“Wouldn’t you give Scottie Pippen one opportunity to get a last-second shot without Michael Jordan? Like, one year without Michael Jordan…can I get one shot? I’m doing all the dirty work…” Pippen said, “That was Scottie Pippen’s team. Scottie Pippen was on pace to be an MVP that year, right?”
Immediately after those statements, he started to speak on how Jackson and the late Kobe Bryant’s relationship was another area where the former Coach of the Year’s racial undertones were put on display, specifically based around his tell-all book The Last Season: A Team in Search of Its Soul where he spoke on Bryant’s rape case and the circus that surrounded it during a pivotal season.
Host Dan Patrick tried to reel Pippen in and give him another chance to explain, or even to just better clarify, his comments on Jackson, “It feels like [Jackson] is disloyal, I don’t know if that makes him a racist,” Patrick said.
Pippen swiftly responded, “Well that’s your way of putting it out…I was in the locker room with him, I was in practices with him. You’re looking from afar.”
He also stated that the classic game-winner in the 1997 Finals, a major focal point in the Michael Jordan documentary “The Last Dance”, was originally planned around Jordan taking the final shot and that the only reason Steve Kerr ended up firing it from 15-feet out instead is that Jordan was “controlling the cameras” and that the widely-accepted G.O.A.T. of basketball was giving Kerr the final shot because “the cameras were working, basically, for Michael Jordan, not the Chicago Bulls”.
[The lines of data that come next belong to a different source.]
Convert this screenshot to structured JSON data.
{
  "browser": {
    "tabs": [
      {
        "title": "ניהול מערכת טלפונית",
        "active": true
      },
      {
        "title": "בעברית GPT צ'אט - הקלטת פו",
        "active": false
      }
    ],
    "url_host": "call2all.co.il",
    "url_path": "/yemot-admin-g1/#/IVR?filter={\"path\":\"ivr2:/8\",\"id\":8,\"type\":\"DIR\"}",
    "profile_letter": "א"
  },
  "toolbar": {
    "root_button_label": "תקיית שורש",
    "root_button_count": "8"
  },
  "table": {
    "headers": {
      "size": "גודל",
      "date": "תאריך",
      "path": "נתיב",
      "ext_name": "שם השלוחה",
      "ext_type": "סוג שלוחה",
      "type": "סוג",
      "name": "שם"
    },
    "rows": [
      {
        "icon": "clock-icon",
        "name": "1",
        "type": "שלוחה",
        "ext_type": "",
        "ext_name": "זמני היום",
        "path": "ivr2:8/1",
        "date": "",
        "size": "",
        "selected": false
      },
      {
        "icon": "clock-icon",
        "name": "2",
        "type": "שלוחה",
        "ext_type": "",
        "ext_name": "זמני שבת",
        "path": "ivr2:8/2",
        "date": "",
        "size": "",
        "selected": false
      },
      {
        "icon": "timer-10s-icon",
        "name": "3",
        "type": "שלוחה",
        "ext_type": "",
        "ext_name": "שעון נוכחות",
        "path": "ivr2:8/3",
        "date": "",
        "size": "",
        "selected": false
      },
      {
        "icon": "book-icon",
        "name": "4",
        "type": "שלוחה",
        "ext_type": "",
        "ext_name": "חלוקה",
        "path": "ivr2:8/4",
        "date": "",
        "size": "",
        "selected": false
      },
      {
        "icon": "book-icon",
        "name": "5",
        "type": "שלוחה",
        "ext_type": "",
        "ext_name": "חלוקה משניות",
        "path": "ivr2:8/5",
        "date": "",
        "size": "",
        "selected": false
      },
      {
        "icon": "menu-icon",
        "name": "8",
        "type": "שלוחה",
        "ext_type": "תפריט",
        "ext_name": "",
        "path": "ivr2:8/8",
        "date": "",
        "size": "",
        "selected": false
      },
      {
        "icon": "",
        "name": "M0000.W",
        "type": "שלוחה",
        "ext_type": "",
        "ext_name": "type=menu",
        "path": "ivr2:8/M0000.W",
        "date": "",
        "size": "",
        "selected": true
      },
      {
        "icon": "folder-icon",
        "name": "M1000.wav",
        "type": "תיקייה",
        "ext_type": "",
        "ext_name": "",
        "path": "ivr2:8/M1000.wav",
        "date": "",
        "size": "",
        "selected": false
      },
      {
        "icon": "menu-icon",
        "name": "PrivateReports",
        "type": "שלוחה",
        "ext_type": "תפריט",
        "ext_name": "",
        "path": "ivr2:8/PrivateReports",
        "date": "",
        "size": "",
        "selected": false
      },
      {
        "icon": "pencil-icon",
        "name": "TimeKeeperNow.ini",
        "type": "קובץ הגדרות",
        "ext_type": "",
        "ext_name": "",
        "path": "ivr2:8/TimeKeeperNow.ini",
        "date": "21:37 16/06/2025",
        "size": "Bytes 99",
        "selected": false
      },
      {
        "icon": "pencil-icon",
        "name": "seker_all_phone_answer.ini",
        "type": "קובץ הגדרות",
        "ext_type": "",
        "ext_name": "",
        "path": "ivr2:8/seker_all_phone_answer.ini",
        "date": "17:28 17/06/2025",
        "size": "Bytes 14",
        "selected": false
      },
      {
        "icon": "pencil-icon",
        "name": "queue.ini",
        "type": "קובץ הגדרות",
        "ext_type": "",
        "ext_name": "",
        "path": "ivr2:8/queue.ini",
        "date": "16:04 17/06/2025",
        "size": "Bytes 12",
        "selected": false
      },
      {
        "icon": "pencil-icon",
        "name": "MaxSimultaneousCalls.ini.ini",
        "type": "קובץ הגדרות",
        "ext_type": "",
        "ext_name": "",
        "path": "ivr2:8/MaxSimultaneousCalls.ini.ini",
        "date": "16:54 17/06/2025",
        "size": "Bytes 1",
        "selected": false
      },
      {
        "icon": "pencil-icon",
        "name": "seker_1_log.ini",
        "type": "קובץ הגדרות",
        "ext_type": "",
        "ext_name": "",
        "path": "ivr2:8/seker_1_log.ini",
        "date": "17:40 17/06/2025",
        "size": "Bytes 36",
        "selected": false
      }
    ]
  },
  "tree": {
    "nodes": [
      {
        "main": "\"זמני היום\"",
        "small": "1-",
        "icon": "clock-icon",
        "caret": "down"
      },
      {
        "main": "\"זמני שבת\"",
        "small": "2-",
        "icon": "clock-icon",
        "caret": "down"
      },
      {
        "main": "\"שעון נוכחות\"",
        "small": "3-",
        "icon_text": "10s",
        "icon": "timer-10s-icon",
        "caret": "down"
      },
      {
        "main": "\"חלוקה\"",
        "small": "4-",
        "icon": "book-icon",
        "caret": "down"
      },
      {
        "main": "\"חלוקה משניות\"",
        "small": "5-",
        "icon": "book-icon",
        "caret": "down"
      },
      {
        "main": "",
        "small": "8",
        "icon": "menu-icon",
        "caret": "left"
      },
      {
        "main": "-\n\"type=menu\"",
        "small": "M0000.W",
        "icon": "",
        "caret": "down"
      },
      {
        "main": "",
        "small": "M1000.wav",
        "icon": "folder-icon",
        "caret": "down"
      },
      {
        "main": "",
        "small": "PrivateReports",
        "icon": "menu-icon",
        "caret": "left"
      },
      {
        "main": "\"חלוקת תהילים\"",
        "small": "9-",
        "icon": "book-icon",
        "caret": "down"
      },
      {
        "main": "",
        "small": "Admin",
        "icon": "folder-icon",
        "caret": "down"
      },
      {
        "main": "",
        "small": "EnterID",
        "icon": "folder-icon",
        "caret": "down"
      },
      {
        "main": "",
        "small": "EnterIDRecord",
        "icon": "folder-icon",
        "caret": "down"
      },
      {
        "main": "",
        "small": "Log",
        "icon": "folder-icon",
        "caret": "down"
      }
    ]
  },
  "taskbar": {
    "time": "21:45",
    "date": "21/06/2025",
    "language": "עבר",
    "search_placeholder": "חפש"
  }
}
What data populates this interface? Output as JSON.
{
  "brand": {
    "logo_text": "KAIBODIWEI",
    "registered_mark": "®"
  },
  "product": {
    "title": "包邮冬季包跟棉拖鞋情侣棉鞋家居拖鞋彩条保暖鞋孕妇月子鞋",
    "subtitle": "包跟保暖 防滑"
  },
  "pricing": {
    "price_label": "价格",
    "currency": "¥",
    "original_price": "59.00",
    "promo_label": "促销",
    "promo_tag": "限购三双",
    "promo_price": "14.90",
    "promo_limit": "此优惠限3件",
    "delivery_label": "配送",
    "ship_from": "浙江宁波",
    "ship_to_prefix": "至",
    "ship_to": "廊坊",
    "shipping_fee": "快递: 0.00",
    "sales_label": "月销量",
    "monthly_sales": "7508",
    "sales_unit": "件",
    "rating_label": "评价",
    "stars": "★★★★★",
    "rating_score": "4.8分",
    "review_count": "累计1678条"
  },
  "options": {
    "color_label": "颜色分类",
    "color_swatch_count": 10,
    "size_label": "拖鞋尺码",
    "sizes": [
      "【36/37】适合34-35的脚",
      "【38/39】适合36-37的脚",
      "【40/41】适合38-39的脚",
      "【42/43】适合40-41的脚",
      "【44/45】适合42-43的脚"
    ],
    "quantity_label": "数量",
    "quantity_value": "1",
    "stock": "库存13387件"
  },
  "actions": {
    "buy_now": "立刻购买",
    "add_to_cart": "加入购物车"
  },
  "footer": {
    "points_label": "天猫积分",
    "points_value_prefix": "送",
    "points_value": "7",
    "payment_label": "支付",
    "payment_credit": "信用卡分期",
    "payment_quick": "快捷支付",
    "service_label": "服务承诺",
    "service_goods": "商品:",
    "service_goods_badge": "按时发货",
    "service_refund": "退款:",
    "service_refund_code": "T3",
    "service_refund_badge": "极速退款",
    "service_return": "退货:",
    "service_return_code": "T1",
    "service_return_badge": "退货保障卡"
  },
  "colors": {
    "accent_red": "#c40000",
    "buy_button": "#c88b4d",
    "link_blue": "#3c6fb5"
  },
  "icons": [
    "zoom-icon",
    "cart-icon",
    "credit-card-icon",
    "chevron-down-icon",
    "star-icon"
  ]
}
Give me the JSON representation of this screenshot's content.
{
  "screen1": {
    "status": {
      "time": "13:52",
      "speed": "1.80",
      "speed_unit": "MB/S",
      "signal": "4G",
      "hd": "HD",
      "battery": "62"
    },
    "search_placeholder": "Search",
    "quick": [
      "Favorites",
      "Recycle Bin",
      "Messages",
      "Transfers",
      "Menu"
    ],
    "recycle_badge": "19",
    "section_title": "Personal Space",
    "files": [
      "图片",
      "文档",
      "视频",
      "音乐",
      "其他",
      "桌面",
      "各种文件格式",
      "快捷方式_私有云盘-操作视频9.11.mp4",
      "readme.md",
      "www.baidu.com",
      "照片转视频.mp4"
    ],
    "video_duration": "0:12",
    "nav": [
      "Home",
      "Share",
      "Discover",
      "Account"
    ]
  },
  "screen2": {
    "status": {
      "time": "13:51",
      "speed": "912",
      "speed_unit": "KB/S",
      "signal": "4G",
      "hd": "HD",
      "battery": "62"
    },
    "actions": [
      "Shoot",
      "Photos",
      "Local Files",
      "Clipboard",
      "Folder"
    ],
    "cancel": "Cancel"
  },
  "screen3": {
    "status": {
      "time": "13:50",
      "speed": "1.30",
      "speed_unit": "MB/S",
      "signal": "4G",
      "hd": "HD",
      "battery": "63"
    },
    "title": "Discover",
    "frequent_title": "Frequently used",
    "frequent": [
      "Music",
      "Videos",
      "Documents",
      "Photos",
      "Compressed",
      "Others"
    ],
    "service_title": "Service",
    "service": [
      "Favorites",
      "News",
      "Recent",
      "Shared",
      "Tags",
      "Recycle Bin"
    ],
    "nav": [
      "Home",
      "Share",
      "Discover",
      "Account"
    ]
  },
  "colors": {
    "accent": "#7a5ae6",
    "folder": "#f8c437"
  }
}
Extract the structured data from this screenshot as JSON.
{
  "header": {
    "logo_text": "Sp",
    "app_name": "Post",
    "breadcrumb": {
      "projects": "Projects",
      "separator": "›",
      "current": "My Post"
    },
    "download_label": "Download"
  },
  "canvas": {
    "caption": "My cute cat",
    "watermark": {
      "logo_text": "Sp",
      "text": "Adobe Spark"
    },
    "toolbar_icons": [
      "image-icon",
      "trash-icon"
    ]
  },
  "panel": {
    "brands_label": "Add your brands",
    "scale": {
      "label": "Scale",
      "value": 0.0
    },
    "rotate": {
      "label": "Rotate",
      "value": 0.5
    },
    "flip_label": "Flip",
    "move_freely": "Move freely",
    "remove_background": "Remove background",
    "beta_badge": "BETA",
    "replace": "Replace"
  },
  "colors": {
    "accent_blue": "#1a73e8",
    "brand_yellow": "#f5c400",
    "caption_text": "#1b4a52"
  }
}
So here we are. After multiple bombshells, hot takes, and insight after insight into plays, games, and relationships that everybody thought they knew two narratives are being built around the ten-time All-Defensive player:
1) He’s ruining his reputation as a player, and NBA analyst, while simultaneously shifting blame and unnecessary attention on other people.
2) He’s telling it how it is for the first time in his life, exposing a possible underlying racist behavior in one of the most famous and well-received NBA coaches of all time. Not to mention sharing his side of the story, which was told in “The Last Dance” last year by Jordan (and somewhat by himself), to a further extent to show how important Pippen actually was.
Could this all be a ruse to help boost pre-orders of his memoirs? Or is he just blowing smoke to blow smoke and keep his name in the news?
No matter what the reason is it’s clear that Pippen has plenty to get off his chest 17 years after he has retired, more of which will likely be exposed in the coming weeks before his memoirs are released, and it’s going to be rather interesting seeing how some of the people he’s talking about respond.